Lewis has taught me a style of approach that I try to follow in my own writings. To quote William James, “… in the metaphysical and religious sphere, articulate reasons are cogent for us only when our inarticulate feelings of reality have already been impressed in favor of the same conclusion.” In other words, we rarely accept a logical argument unless it fits an intuitive sense of reality. The writer’s challenge is to nurture that intuitive sense — as Lewis had done for me with his space trilogy before I encountered his apologetics. Lewis himself converted to Christianity only after sensing that it corresponded to his deepest longings, his Sehnsucht.
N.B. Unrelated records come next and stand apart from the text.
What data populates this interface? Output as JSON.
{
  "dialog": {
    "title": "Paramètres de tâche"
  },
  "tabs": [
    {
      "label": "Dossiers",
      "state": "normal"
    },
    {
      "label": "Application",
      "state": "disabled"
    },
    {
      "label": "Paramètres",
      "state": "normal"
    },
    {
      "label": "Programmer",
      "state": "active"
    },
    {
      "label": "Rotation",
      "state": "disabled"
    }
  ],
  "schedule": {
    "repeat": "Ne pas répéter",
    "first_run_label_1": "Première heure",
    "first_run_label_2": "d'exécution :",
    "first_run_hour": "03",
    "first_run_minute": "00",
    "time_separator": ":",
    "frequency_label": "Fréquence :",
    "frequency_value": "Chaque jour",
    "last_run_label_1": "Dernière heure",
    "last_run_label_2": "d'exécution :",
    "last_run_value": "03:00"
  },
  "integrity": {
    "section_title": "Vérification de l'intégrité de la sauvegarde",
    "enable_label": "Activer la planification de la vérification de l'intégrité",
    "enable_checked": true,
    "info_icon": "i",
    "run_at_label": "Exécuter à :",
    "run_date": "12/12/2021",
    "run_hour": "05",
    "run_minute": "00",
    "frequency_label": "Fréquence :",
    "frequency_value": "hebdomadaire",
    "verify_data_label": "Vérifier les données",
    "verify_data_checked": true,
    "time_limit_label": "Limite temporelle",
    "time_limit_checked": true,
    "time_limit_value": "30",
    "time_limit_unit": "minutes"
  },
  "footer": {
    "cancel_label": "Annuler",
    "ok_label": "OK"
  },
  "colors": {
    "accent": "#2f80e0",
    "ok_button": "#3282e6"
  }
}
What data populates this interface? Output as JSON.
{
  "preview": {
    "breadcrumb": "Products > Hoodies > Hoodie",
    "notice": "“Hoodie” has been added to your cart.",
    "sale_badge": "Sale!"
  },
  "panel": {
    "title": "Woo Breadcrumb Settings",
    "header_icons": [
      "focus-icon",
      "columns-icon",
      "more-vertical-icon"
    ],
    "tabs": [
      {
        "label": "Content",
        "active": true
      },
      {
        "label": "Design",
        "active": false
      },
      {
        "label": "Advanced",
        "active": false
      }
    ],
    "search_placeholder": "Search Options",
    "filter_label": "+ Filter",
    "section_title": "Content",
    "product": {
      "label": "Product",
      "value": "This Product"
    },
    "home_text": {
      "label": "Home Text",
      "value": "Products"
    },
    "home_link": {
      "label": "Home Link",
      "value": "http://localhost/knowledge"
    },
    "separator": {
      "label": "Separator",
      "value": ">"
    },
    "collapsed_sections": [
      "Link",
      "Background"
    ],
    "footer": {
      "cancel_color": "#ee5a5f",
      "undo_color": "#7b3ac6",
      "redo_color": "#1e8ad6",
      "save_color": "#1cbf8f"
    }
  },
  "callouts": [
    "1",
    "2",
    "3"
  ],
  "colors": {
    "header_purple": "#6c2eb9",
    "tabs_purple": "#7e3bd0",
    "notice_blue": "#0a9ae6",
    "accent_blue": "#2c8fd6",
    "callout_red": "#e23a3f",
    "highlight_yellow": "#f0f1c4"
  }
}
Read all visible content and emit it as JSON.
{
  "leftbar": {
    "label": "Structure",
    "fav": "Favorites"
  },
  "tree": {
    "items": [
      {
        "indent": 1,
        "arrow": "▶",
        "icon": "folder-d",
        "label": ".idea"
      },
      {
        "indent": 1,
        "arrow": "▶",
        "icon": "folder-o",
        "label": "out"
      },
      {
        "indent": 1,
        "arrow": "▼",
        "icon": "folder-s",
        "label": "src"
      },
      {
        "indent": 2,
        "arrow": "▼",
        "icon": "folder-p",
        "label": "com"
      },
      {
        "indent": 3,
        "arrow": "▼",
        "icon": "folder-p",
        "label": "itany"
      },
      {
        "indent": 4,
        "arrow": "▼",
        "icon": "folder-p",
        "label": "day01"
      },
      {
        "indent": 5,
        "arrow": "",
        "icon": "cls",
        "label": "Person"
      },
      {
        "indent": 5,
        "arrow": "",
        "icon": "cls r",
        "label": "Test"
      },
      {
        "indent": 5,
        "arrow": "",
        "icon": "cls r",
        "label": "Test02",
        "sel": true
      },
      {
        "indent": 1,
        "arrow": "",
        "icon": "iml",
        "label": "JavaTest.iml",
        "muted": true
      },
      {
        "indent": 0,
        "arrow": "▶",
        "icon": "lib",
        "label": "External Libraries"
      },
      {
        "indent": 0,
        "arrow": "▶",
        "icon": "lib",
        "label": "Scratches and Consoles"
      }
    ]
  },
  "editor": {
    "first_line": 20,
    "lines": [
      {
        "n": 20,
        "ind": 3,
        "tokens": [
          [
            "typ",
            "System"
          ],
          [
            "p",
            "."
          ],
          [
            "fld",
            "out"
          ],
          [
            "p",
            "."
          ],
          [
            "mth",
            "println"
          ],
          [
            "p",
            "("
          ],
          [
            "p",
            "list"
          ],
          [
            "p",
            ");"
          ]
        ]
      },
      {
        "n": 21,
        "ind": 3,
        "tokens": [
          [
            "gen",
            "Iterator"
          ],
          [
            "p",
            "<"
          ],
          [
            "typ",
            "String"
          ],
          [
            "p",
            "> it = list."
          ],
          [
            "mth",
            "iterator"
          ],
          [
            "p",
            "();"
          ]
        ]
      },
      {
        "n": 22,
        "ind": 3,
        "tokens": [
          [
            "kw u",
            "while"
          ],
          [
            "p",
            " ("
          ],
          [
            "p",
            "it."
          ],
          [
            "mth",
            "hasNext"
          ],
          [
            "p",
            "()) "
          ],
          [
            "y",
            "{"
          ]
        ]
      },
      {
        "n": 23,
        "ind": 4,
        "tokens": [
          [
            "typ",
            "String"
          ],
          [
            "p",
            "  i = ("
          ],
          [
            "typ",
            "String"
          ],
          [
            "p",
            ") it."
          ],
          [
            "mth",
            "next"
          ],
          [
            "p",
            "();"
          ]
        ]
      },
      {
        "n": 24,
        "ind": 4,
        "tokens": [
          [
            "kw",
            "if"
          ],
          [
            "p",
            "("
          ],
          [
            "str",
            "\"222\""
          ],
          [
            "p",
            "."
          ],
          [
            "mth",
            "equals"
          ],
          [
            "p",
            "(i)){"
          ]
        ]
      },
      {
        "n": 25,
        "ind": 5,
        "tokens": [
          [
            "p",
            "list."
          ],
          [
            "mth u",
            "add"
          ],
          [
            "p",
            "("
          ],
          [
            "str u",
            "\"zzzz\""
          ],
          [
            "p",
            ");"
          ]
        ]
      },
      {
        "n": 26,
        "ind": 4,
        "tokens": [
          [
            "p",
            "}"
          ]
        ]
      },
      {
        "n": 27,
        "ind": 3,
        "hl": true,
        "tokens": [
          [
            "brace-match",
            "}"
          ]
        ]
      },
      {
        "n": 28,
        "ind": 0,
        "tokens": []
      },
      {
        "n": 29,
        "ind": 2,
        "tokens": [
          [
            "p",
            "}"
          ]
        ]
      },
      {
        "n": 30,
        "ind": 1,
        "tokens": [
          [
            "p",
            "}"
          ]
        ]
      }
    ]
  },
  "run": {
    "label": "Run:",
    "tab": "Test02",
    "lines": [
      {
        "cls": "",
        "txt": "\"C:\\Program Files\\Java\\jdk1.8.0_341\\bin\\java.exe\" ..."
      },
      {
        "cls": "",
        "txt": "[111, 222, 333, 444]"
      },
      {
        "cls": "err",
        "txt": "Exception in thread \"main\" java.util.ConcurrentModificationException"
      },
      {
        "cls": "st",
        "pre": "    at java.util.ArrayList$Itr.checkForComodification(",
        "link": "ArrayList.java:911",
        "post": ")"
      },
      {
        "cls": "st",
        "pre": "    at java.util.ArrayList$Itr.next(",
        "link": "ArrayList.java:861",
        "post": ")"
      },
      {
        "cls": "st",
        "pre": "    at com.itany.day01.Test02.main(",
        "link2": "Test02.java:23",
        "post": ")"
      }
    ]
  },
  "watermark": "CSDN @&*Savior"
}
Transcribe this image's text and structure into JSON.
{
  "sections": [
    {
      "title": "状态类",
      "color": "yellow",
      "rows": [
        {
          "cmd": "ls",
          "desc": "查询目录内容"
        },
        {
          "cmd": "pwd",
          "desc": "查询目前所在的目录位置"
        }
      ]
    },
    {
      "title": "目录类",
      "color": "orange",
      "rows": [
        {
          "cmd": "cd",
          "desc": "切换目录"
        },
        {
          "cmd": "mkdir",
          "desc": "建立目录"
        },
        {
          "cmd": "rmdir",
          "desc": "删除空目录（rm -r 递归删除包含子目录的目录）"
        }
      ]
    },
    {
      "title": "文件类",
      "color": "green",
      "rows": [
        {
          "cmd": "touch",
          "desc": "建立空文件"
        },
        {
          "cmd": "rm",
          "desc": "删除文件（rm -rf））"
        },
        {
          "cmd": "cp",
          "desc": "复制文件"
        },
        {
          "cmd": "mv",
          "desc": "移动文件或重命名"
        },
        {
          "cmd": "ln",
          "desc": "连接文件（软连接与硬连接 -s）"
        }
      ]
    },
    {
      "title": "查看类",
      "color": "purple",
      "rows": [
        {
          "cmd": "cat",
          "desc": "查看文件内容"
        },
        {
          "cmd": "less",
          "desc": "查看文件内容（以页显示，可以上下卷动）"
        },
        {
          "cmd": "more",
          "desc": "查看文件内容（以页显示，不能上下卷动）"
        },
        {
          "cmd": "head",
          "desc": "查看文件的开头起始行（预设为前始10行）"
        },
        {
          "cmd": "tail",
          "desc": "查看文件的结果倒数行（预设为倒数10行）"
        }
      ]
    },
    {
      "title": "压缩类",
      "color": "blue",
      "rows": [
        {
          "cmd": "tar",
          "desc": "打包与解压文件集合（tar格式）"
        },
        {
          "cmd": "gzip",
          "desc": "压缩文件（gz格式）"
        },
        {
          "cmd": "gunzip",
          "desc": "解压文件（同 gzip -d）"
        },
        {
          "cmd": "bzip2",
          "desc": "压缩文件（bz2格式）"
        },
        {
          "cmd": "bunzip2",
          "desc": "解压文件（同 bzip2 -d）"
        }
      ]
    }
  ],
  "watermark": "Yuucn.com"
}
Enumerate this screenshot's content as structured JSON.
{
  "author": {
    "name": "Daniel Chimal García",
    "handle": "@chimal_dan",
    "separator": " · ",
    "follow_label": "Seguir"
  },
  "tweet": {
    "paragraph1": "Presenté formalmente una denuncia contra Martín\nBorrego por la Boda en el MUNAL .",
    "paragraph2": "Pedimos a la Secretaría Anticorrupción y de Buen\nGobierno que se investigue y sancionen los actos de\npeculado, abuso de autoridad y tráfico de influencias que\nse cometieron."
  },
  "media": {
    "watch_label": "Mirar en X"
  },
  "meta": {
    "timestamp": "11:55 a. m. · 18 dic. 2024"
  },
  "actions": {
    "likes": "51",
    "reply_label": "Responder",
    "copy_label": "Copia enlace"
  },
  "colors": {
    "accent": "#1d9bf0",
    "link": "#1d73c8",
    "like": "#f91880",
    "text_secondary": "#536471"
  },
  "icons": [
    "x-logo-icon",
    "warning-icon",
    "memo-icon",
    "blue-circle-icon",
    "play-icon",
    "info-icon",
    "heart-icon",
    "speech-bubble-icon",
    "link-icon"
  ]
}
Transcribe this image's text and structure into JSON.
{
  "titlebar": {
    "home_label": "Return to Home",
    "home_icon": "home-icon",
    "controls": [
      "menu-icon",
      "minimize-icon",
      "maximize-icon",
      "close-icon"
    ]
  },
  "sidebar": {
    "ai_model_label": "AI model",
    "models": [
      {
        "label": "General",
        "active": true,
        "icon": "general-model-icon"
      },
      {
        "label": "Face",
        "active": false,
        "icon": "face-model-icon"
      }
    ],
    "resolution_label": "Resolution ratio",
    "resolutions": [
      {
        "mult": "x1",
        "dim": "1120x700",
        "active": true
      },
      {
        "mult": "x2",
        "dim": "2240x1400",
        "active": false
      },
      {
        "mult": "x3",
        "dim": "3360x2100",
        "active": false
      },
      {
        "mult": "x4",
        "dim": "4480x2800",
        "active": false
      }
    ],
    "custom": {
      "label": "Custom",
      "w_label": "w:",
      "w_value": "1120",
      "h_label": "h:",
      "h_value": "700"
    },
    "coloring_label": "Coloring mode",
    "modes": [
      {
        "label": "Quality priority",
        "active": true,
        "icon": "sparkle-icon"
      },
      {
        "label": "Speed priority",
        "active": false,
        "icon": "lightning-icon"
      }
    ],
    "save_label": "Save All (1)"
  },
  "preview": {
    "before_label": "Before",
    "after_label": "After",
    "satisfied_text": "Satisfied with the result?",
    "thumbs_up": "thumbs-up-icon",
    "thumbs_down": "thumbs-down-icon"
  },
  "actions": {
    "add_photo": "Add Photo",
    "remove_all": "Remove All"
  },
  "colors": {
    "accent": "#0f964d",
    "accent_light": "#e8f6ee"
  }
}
Lewis’s background of atheism and doubt gave him a lifelong understanding of and compassion for readers who would not accept his words. He had engaged in a gallant tug of war with God, only to find that the God on the other end of the rope was entirely different from what he had imagined. Likewise, I had to overcome an image of God marred by an angry and legalistic church. I fought hard against a cosmic bully only to discover a God of grace and mercy.